• Listed entries:
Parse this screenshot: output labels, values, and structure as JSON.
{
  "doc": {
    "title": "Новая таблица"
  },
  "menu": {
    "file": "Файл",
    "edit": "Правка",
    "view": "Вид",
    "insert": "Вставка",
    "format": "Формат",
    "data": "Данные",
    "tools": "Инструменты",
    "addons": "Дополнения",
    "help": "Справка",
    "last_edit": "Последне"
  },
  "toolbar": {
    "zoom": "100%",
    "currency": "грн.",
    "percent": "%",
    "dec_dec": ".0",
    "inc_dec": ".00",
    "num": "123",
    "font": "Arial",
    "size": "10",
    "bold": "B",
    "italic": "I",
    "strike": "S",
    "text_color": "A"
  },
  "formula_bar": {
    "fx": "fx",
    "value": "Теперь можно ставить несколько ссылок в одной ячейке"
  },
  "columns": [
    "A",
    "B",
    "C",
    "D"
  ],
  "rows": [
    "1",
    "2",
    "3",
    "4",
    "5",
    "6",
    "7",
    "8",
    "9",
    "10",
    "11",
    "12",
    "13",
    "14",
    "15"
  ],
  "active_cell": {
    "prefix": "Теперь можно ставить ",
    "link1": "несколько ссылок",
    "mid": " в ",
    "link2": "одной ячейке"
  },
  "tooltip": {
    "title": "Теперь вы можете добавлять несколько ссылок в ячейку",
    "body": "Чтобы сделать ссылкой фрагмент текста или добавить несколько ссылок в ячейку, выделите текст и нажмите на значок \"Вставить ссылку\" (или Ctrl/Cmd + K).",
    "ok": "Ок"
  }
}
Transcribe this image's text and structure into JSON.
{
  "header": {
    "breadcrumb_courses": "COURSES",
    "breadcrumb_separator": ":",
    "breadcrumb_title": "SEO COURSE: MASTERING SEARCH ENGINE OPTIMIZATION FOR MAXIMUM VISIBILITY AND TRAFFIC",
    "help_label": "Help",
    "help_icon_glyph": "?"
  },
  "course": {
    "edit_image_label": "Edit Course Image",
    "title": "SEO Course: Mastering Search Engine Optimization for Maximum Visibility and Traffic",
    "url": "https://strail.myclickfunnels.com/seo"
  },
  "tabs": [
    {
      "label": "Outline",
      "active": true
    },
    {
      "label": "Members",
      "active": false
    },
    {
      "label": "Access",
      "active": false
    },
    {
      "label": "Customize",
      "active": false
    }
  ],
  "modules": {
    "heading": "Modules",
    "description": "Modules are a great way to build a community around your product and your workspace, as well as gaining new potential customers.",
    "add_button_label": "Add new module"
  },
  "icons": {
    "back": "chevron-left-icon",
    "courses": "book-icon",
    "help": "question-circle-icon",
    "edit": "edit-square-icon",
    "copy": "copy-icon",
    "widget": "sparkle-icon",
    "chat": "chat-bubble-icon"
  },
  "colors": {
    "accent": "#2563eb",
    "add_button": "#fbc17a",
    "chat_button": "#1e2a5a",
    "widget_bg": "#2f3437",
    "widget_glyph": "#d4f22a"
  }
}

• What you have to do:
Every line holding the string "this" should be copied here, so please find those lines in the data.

• Result:
Parse this screenshot: output labels, values, and structure as JSON.
Transcribe this image's text and structure into JSON.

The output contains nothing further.